Then I came to Oxford as an undergraduate, and all the riches of the Bodleian Library, one of the greatest libraries in the world, were open to me – theoretically. In practice I didn’t dare go in. I was intimidated by all that grandeur. I didn’t learn the ropes of the Bodleian till much later, when I was grown up. The library I used as a student was the old public library, round the back of this very building. If there’s anyone as old as I am here, you might remember it. One day I saw a book by someone I’d never heard of, Frances Yates, called Giordano Bruno and the Hermetic Tradition. I read it enthralled and amazed.It changed my life, or at least the intellectual direction in which I was going. It certainly changed the novel, my first, that I was tinkering with instead of studying for my final exams. Again, a life-changing discover, only possible because there was a big room with a lot of books and I was allowed to range wherever I liked and borrow any of them.

One final memory, this time from just a couple of years ago: I was trying to find out where all the rivers and streams ran in Oxford, for a book I’m writing called The Book of Dust. I went to the Central Library and there, with the help of a clever member of staff, I managed to find some old maps that showed me exactly what I wanted to know, and I photocopied them, and now they are pinned to my wall where I can see exactly what I want to know.

The public library, again. Yes, I’m writing a book . . . and yes, I hope it’ll make some money. But I’m not praising the public library service for money. I love the public library service for what it did for me as a child and as a student and as an adult. I love it because its presence in a town or a city reminds us that there are things above profit, things that profit knows nothing about, things that have the power to baffle the greedy ghost of market fundamentalism, things that stand for civic decency and public respect for imagination and knowledge and the value of simple delight."

To read the speech in its entirety, check out

Tuesday, January 25, 2011

What's new, pussycat?

It's going to be a rainy couple of days, just perfect for curling up with a good book!

Check out new fiction, including

The Choir Director by Carl Weber
Tick Tock by James Patterson
We Ain't the Brontes by Rosalyn McMillan
Electric Barracuda by Tim Dorsey
The Cypress House by Michael Koryta

See you soon at the library!

Wednesday, January 19, 2011

American Libraries

Did you know?

Library cards are about as prevalent as credit cards. Two-thirds of Americans have a library card. For many young people, the first card in their wallet is a library card.

Most public libraries provide free wireless Internet access for their users.
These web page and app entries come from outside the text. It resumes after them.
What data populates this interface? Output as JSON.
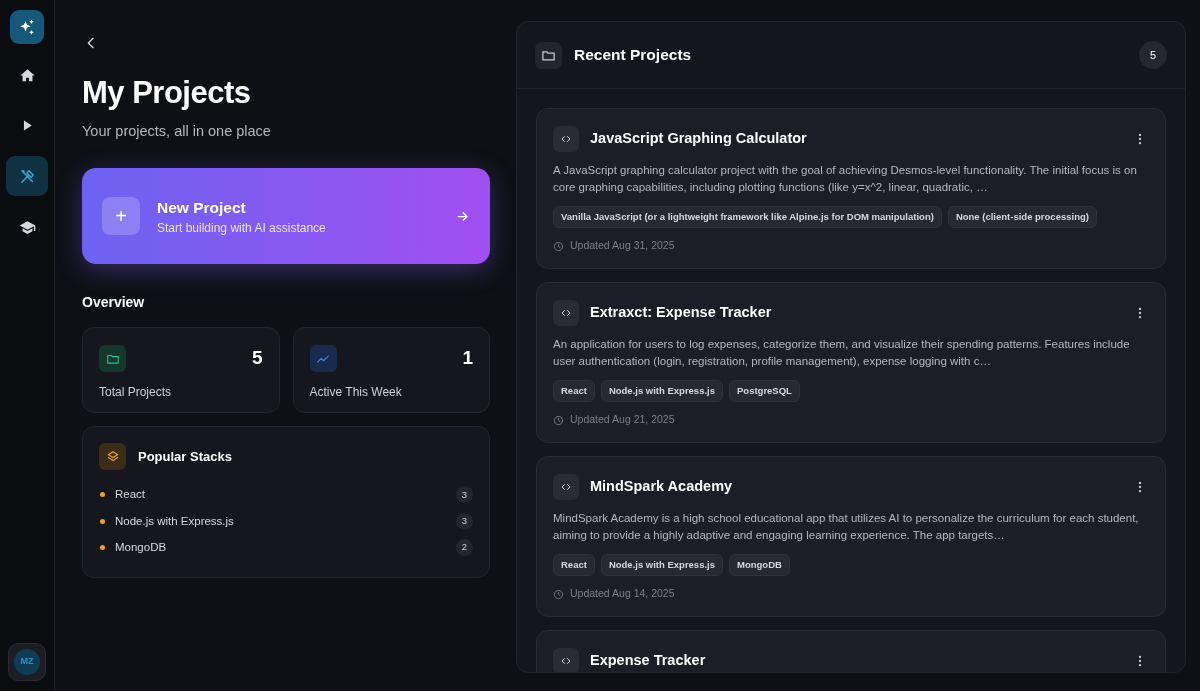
{
  "sidebar": {
    "items": [
      {
        "kind": "home",
        "selected": false
      },
      {
        "kind": "play",
        "selected": false
      },
      {
        "kind": "tools",
        "selected": true
      },
      {
        "kind": "cap",
        "selected": false
      }
    ],
    "avatar": "MZ"
  },
  "header": {
    "title": "My Projects",
    "subtitle": "Your projects, all in one place"
  },
  "new_project": {
    "title": "New Project",
    "subtitle": "Start building with AI assistance",
    "plus": "+"
  },
  "overview": {
    "heading": "Overview",
    "stats": [
      {
        "kind": "folder",
        "value": "5",
        "label": "Total Projects"
      },
      {
        "kind": "trend",
        "value": "1",
        "label": "Active This Week"
      }
    ]
  },
  "popular_stacks": {
    "title": "Popular Stacks",
    "items": [
      {
        "name": "React",
        "count": "3"
      },
      {
        "name": "Node.js with Express.js",
        "count": "3"
      },
      {
        "name": "MongoDB",
        "count": "2"
      }
    ]
  },
  "recent": {
    "title": "Recent Projects",
    "count": "5",
    "projects": [
      {
        "title": "JavaScript Graphing Calculator",
        "description": "A JavaScript graphing calculator project with the goal of achieving Desmos-level functionality. The initial focus is on core graphing capabilities, including plotting functions (like y=x^2, linear, quadratic, …",
        "tags": [
          "Vanilla JavaScript (or a lightweight framework like Alpine.js for DOM manipulation)",
          "None (client-side processing)"
        ],
        "updated": "Updated Aug 31, 2025"
      },
      {
        "title": "Extraxct: Expense Tracker",
        "description": "An application for users to log expenses, categorize them, and visualize their spending patterns. Features include user authentication (login, registration, profile management), expense logging with c…",
        "tags": [
          "React",
          "Node.js with Express.js",
          "PostgreSQL"
        ],
        "updated": "Updated Aug 21, 2025"
      },
      {
        "title": "MindSpark Academy",
        "description": "MindSpark Academy is a high school educational app that utilizes AI to personalize the curriculum for each student, aiming to provide a highly adaptive and engaging learning experience. The app targets…",
        "tags": [
          "React",
          "Node.js with Express.js",
          "MongoDB"
        ],
        "updated": "Updated Aug 14, 2025"
      },
      {
        "title": "Expense Tracker"
      }
    ]
  }
}
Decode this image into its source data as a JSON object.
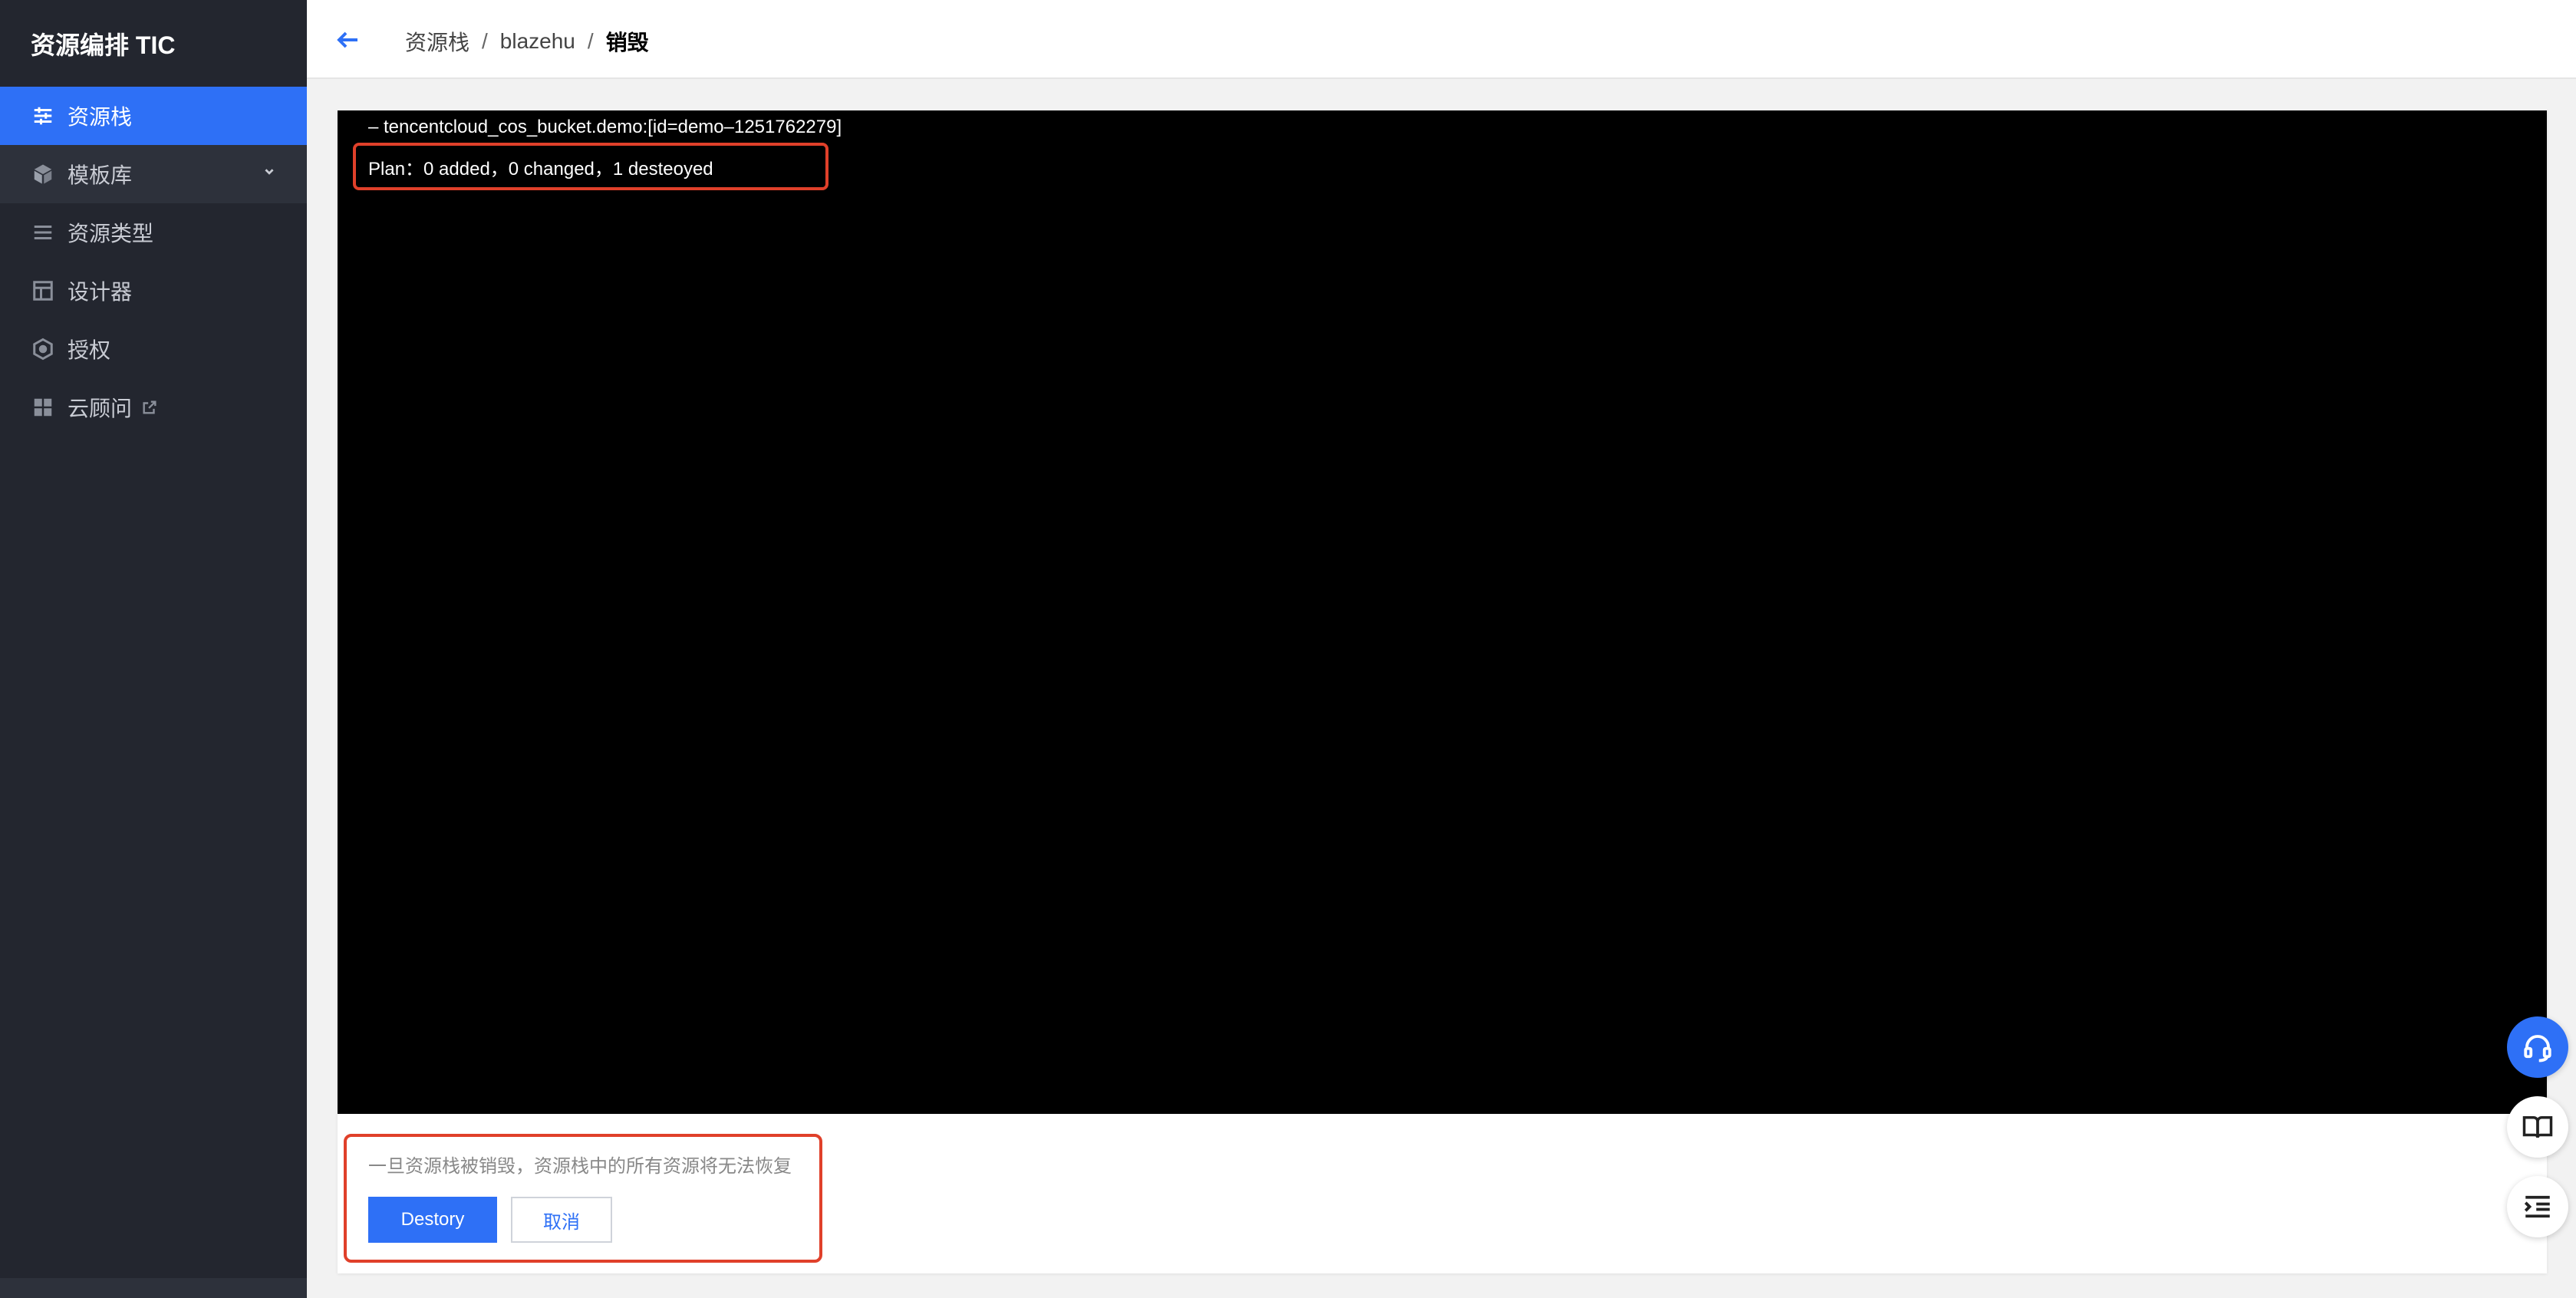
{
  "app": {
    "title": "资源编排 TIC"
  },
  "sidebar": {
    "items": [
      {
        "label": "资源栈",
        "icon": "sliders-icon",
        "active": true
      },
      {
        "label": "模板库",
        "icon": "cube-icon",
        "expandable": true
      },
      {
        "label": "资源类型",
        "icon": "list-icon"
      },
      {
        "label": "设计器",
        "icon": "layout-icon"
      },
      {
        "label": "授权",
        "icon": "hexagon-icon"
      },
      {
        "label": "云顾问",
        "icon": "grid-icon",
        "external": true
      }
    ]
  },
  "breadcrumb": {
    "items": [
      "资源栈",
      "blazehu",
      "销毁"
    ],
    "separator": "/"
  },
  "terminal": {
    "lines": [
      "– tencentcloud_cos_bucket.demo:[id=demo–1251762279]",
      "Plan：0 added，0 changed，1 desteoyed"
    ]
  },
  "confirm": {
    "warning": "一旦资源栈被销毁，资源栈中的所有资源将无法恢复",
    "destroy_label": "Destory",
    "cancel_label": "取消"
  },
  "colors": {
    "sidebar_bg": "#23262f",
    "accent": "#2e70f6",
    "highlight": "#e0402a",
    "terminal_bg": "#000000"
  },
  "float_buttons": [
    "headset-icon",
    "book-icon",
    "outline-icon"
  ]
}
Nearly 12,000 now offer free Wi-Fi. That's more than Starbucks, Barnes & Noble, or Borders.

FedEx shipments worldwide: 8 million
U.S. Public library circulation: 7.9 million

Every day, 300,000 Americans get job-seeking help at their public library.

What can your library do for you today?

Thursday, January 13, 2011

Libraries open today until 5 pm

All three libraries will be open today (Thursday) until 5 p.m. Call to check on Internet connectivity before driving in -- Internet is down at some libraries.

Monday, January 10, 2011

Libraries closed

All Abbeville County offices, including all three libraries, will be closed Monday, January 10 and Tuesday, January 11, and Wednesday, January 12 due to inclement weather. Enjoy the snow!

Thursday, January 06, 2011

January means tax time

Many folks use the library to pick up their tax forms each year at our libraries. Though we WILL be getting forms this year, as always, there is a delay in their arrival. Please see this information from the IRS:

"On December 17, the President signed the Tax Relief, Unemployment Insurance Reauthorization, and Job Creation Act of 2010. The printing and distribution of many forms that were delayed pending the approval of this legislation can now begin. These products include Form 1040, Form 1040A, Instructions 1040, and Instructions 1040A, as well as many others. We are working now to accomplish the quick delivery of tax products."

Rest assured that, as soon as we have them, you'll have them!
See you soon at the library! :-)